**WHAT IS NEEDED**
Your copy should match the entries below exactly, apart from the images.

**RECORDS SHOWN**
______________________________
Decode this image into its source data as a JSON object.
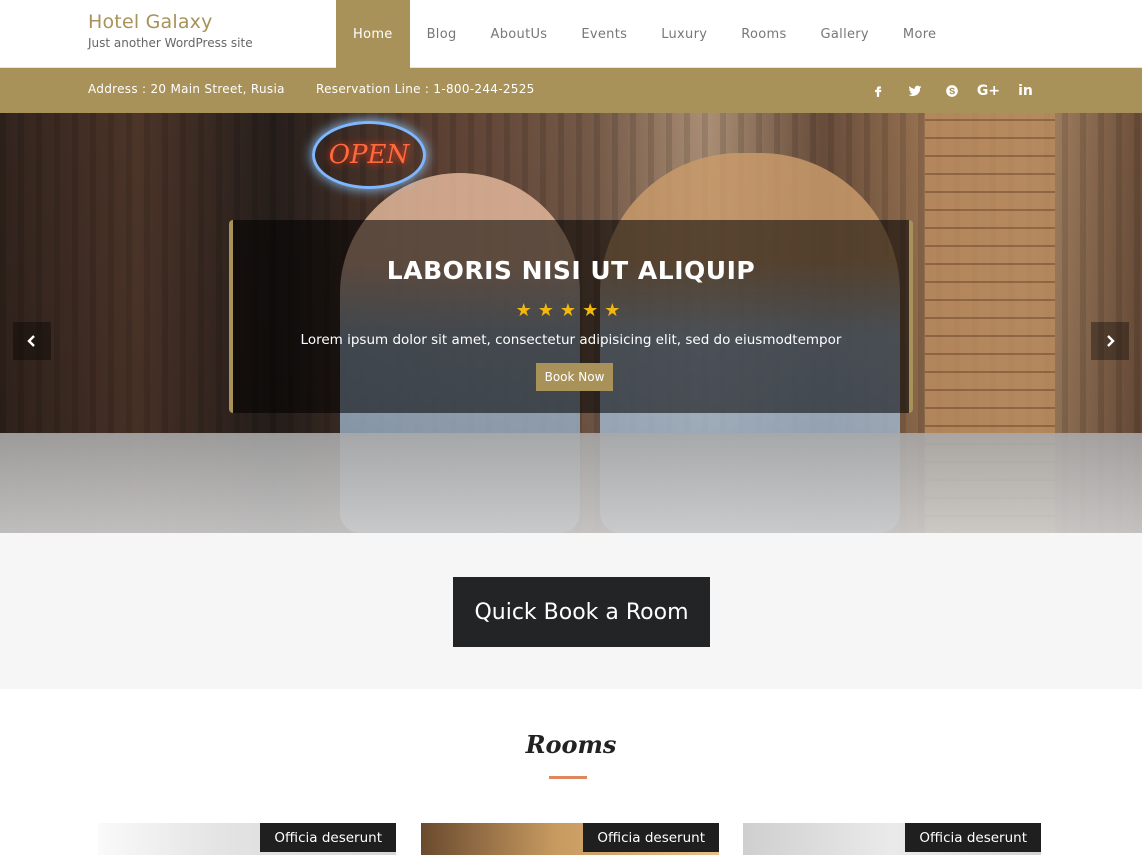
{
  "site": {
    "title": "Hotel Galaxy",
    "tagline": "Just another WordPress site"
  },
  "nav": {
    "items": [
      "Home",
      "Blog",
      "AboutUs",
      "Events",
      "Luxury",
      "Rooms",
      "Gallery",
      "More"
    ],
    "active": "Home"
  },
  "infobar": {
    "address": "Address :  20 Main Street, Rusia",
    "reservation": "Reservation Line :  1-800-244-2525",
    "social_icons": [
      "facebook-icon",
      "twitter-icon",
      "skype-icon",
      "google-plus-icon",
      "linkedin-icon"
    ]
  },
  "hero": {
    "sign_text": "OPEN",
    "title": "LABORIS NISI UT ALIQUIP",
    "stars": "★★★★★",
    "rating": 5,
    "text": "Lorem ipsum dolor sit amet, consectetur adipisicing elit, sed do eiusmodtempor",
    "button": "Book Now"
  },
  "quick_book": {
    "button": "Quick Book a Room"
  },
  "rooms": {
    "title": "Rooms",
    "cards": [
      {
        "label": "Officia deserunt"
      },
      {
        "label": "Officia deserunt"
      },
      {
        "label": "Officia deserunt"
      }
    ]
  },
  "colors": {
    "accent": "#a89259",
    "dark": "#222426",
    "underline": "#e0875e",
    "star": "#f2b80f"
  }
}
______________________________
**ANSWER TO THE PROBLEM**
Decode this image into its source data as a JSON object.
{
  "site": {
    "title": "Hotel Galaxy",
    "tagline": "Just another WordPress site"
  },
  "nav": {
    "items": [
      "Home",
      "Blog",
      "AboutUs",
      "Events",
      "Luxury",
      "Rooms",
      "Gallery",
      "More"
    ],
    "active": "Home"
  },
  "infobar": {
    "address": "Address :  20 Main Street, Rusia",
    "reservation": "Reservation Line :  1-800-244-2525",
    "social_icons": [
      "facebook-icon",
      "twitter-icon",
      "skype-icon",
      "google-plus-icon",
      "linkedin-icon"
    ]
  },
  "hero": {
    "sign_text": "OPEN",
    "title": "LABORIS NISI UT ALIQUIP",
    "stars": "★★★★★",
    "rating": 5,
    "text": "Lorem ipsum dolor sit amet, consectetur adipisicing elit, sed do eiusmodtempor",
    "button": "Book Now"
  },
  "quick_book": {
    "button": "Quick Book a Room"
  },
  "rooms": {
    "title": "Rooms",
    "cards": [
      {
        "label": "Officia deserunt"
      },
      {
        "label": "Officia deserunt"
      },
      {
        "label": "Officia deserunt"
      }
    ]
  },
  "colors": {
    "accent": "#a89259",
    "dark": "#222426",
    "underline": "#e0875e",
    "star": "#f2b80f"
  }
}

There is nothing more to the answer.